[Record excerpts]:
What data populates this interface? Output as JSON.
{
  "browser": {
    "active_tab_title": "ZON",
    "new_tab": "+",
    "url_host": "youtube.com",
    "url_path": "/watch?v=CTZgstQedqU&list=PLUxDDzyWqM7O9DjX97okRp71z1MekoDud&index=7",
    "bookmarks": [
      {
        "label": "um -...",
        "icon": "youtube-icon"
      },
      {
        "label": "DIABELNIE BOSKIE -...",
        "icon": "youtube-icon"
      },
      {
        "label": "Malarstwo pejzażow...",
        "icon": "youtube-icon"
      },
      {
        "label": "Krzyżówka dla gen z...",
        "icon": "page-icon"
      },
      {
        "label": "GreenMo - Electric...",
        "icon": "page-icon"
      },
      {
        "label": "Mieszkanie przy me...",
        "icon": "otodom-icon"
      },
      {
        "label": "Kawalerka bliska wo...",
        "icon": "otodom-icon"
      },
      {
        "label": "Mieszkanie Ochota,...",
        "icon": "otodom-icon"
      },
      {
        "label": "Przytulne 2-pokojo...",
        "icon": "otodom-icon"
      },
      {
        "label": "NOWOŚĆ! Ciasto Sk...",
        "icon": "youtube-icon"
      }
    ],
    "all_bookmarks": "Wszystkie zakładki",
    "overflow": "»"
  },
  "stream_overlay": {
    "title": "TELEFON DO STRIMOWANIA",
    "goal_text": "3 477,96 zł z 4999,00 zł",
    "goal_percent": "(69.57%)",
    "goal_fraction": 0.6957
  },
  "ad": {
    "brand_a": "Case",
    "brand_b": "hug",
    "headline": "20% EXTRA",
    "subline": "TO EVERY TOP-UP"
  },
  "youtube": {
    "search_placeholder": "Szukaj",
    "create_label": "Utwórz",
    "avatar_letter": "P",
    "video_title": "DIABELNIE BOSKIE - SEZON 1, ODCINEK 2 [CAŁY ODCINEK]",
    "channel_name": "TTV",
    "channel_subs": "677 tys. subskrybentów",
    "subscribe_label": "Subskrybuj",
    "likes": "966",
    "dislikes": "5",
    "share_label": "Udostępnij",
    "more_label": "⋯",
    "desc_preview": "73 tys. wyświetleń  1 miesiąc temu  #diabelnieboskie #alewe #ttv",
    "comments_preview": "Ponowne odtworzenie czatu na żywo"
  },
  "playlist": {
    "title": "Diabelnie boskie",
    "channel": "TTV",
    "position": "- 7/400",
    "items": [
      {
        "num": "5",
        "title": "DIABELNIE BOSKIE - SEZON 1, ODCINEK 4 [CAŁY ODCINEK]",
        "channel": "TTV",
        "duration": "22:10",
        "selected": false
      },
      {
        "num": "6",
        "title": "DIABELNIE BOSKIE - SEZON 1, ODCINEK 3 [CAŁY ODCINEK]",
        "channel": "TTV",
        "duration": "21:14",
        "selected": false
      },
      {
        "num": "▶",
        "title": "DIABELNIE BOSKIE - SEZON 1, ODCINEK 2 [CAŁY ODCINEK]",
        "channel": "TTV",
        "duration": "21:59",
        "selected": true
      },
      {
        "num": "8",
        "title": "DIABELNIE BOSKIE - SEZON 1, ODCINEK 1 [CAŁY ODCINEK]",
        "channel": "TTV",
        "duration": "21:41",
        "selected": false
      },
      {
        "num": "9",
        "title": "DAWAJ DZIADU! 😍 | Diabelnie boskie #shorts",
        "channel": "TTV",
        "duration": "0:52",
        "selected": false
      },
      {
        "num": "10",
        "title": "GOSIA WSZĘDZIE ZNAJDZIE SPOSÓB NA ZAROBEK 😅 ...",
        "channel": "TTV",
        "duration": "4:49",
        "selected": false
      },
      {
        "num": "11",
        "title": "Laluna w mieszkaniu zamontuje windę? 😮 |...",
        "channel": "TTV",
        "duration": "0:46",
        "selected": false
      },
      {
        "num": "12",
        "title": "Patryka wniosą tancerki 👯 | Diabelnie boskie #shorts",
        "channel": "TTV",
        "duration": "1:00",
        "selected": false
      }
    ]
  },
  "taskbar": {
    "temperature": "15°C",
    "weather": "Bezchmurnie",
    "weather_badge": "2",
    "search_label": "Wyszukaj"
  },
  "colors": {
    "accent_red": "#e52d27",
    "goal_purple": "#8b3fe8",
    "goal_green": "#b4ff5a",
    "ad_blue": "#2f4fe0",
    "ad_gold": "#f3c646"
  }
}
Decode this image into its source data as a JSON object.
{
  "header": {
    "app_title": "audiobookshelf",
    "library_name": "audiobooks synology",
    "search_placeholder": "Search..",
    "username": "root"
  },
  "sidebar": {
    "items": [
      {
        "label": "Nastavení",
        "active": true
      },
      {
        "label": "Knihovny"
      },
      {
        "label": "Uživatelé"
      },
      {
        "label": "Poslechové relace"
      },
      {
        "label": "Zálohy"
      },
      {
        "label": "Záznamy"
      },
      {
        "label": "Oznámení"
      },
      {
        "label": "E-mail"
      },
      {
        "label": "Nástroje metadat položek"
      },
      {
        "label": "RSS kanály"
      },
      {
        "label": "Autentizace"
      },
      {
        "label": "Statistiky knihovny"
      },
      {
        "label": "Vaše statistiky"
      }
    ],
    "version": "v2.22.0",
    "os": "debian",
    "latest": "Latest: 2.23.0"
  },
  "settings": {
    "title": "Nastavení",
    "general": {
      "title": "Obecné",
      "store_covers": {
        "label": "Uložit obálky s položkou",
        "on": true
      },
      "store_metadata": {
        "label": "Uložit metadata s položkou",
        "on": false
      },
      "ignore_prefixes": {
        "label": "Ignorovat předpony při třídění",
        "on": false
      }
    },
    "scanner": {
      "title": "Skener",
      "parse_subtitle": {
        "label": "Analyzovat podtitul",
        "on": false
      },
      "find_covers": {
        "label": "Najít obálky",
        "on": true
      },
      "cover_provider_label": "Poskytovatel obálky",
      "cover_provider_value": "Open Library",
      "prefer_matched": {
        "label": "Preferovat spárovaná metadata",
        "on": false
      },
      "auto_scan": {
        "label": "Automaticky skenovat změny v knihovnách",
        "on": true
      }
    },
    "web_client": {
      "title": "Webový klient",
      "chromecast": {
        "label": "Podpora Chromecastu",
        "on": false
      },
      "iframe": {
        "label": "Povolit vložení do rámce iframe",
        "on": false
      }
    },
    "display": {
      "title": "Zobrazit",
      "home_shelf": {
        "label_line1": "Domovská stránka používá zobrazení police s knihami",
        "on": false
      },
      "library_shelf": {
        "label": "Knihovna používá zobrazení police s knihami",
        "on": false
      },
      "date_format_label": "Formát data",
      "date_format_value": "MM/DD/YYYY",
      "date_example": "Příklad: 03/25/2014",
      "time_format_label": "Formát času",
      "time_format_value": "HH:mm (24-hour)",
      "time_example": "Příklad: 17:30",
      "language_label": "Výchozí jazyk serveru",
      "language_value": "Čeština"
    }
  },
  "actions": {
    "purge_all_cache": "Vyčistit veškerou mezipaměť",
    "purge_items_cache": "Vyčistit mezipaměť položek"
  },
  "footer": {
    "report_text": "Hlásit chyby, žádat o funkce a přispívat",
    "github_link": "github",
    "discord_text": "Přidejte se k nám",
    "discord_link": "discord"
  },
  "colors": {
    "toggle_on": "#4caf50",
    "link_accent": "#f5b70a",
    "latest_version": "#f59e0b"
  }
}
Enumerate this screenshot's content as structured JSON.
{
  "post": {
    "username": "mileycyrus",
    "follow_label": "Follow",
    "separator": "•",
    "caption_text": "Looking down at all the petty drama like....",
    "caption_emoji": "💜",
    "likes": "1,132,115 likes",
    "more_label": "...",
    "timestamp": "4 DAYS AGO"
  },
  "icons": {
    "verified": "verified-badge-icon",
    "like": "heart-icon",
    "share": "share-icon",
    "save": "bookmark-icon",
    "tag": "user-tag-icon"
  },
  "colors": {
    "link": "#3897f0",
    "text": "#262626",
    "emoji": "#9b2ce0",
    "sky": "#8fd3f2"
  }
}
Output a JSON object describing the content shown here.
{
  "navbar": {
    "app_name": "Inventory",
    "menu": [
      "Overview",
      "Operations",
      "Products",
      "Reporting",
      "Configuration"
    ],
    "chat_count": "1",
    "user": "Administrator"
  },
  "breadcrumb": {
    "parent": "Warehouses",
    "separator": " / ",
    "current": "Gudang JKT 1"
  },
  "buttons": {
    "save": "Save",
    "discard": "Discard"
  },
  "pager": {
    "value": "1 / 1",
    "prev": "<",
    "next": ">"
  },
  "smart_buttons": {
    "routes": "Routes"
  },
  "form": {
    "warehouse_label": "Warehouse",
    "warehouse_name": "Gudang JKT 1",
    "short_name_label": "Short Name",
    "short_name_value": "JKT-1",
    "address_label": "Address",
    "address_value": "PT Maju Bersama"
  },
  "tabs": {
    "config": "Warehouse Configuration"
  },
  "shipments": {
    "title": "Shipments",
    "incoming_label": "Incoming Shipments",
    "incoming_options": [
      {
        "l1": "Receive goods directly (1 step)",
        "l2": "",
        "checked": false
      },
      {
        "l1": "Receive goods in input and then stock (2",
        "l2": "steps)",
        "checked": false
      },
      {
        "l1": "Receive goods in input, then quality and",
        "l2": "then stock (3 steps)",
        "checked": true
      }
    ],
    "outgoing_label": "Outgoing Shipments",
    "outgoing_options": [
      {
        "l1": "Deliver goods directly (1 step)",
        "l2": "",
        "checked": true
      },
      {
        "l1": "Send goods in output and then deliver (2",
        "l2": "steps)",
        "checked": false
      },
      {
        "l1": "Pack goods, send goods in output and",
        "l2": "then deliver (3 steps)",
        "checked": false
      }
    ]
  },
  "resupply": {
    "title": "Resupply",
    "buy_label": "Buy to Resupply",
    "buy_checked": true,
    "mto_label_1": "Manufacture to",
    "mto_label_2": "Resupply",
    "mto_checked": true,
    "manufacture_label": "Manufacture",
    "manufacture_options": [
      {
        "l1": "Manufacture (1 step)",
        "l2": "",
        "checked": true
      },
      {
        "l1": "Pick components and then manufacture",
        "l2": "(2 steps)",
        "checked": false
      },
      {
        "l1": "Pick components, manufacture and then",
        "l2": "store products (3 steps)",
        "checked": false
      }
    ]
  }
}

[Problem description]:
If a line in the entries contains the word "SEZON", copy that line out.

[Result of the exercise]:
    "video_title": "DIABELNIE BOSKIE - SEZON 1, ODCINEK 2 [CAŁY ODCINEK]",
        "title": "DIABELNIE BOSKIE - SEZON 1, ODCINEK 4 [CAŁY ODCINEK]",
        "title": "DIABELNIE BOSKIE - SEZON 1, ODCINEK 3 [CAŁY ODCINEK]",
        "title": "DIABELNIE BOSKIE - SEZON 1, ODCINEK 2 [CAŁY ODCINEK]",
        "title": "DIABELNIE BOSKIE - SEZON 1, ODCINEK 1 [CAŁY ODCINEK]",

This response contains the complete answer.